Arthur Brown & Craig Leon “The Complete Tapes of Atoya” (1984)

A high-level head-scratcher in the best of ways, The Complete Tapes of Atoya is one of those records that defies reason by it’s very existence.  As confounding a pair-up as it reads on paper, it’s still somewhat hard to believe that a record featuring these two forces (yes, Crazy World Of Arthur Brown Arthur Brown) would go un-noted to the extent it has.  Although Craig Leon may not signify as a household name, he was a significant figure in the development of the NYC punk and new wave scene of the mid-late ’70’s and beyond, working A&R and producing for Sire Records – bringing the Ramones, Blondie, Richard Hell, and Suicide to the label and working on all of the aforementioned classic debuts.

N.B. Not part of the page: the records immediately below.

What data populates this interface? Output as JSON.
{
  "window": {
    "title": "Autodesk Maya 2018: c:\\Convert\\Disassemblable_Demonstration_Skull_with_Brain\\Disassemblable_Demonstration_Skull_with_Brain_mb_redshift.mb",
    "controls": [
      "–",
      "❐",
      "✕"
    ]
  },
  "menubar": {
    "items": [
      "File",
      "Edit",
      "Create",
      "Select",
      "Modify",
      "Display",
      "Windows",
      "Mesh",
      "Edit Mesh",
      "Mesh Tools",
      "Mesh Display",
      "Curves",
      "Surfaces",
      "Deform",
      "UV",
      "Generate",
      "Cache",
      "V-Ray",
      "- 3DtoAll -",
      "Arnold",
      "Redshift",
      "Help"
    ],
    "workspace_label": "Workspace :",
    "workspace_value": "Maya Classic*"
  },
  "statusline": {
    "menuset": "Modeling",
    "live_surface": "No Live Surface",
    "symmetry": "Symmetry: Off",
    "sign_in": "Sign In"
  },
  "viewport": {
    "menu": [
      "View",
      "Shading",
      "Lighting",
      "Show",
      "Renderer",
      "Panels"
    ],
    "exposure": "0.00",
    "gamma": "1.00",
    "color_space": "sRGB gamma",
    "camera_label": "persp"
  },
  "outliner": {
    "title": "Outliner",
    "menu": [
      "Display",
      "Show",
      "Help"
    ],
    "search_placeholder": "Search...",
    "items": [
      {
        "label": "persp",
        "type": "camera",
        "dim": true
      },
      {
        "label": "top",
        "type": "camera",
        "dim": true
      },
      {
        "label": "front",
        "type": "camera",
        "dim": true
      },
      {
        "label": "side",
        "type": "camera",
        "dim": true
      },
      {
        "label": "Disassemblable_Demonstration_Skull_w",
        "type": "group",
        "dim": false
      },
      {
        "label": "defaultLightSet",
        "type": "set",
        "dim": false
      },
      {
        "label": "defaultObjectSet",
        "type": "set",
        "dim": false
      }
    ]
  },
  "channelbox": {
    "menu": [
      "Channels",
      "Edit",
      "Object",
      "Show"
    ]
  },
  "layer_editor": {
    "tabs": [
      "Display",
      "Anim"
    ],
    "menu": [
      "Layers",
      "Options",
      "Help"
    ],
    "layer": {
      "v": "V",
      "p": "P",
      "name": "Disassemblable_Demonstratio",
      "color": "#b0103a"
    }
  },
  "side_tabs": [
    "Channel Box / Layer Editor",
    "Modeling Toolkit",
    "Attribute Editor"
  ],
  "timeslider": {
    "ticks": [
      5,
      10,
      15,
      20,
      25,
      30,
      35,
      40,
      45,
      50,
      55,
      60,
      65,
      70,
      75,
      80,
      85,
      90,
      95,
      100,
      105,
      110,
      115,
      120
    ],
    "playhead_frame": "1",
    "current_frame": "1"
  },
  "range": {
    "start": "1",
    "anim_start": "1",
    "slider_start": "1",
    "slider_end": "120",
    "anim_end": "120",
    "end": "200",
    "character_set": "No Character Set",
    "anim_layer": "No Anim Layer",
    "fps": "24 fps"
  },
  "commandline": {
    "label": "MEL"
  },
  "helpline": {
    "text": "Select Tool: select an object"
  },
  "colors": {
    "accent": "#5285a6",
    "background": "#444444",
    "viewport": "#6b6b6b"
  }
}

Recorded in ’81 Atoya sat unreleased for three years – not that it made a difference.  It’s doubtful the world was more prepared for this in 1984 than it was three years earlier.  Working a musical program of what would now be termed “minimal synth,” Leon’s stark synth and drum machine backdrops resemble the early output of Cabaret Voltaire or Depeche Mode, even flying close to Human League levels of anthemic pop with the jubilant “Strange Romance”.  On top of it all perches the inimitable Arthur Brown, eccentric and wound up as ever, holding forth with formidable accent on the big issues: dinosaurs, big guns, and the King of England.  Perhaps best of all, and worth the price of admission alone, is what could be the definitive swipe at the Diddley/Holly chestnut “Not Fade Away”.  Many have thrown their ring in the hat with this standard, but no one has ever quite done it this way.  Sounding more than a bit like Suicide, the skeletal, mechanical funk boils all of the swagger out of the song, save for Brown’s straining, leg-caught-in-beartrap howl, rivaling Devo’s wry covers of “Satisfaction” or “Working In A Coalmine” in terms of visionary, bizarre re-animation.  A record who’s time it feels, may have finally come. —Jonathan Treneff

Genesis “A Trick of the Tail” (1976)

If Genesis is, at best, a guilty pleasure (and I’m not necessarily implying they are), what to make of post-Peter-Gabriel-Genesis? And if they’re not a guilty pleasure (and I’m not fully prepared to say they aren’t), but rather, with Gabriel at the helm, the Most Wonderfulest Group on God’s Grey Earth—what happens to the listener who says A Trick of the Tail is probably nearly almost just about as good as Selling England by the Pound? Shall he be drawn and quartered?

With more emphasis on rhythm, due to less cluttered production and willful eccentricity, the group seems to hit their stride as a (relatively) straightforward rock outfit following the departure of resident eccentric Peter Gabriel. The emergence of Phil’s drums are just the refreshing advance that was needed after all that murky “orchestration;” but the orchestration on this album’s predecessor leaves a lot to be desired on this weird crossover, an album that mines territory similar to Lamb’s predecessor, Selling England by the Pound, but lacks the structural inventiveness and the skewed cinematic sense the group had captured on the latter and the aforementioned follow-up, an unwieldy but frequently incredible record.

For those who entirely discount post-Gabriel Genesis, much of this (and its successor, for that matter) are pretty solid. Arguably not up to the standard of anything that came before, but, trading in some of the “drama” for a stronger attack and a little much-needed directness, this stuff is pretty, and mostly pretty compelling. Phil Collins haters be damned! –Will

Kaleidoscope “Side Trips” (1967)

Wildly eclectic mixture of Psychedelia, Mid Eastern music, Appalachian Folk, jug band, hokey jump blues and undefinable weirdness that could only have come from the 60’s California music scene. The original 10 song album is only 26 minutes long, yet it goes through such a wide variety of styles that it really does feel like a full listening experience. Best tracks are the Mid Eastern opening track “Egyptian Gardens”, the very psychedelic antiwar song “Keep Your Mind Open” and that cheery little Appalachian folk ditty “Oh Death” (lately best known from the more traditional, dirge-like rendition on the hit soundtrack to Oh Brother Where Art Thou). There’s also an oddly faithful cover of “Minnie The Moocher”. —Flaregun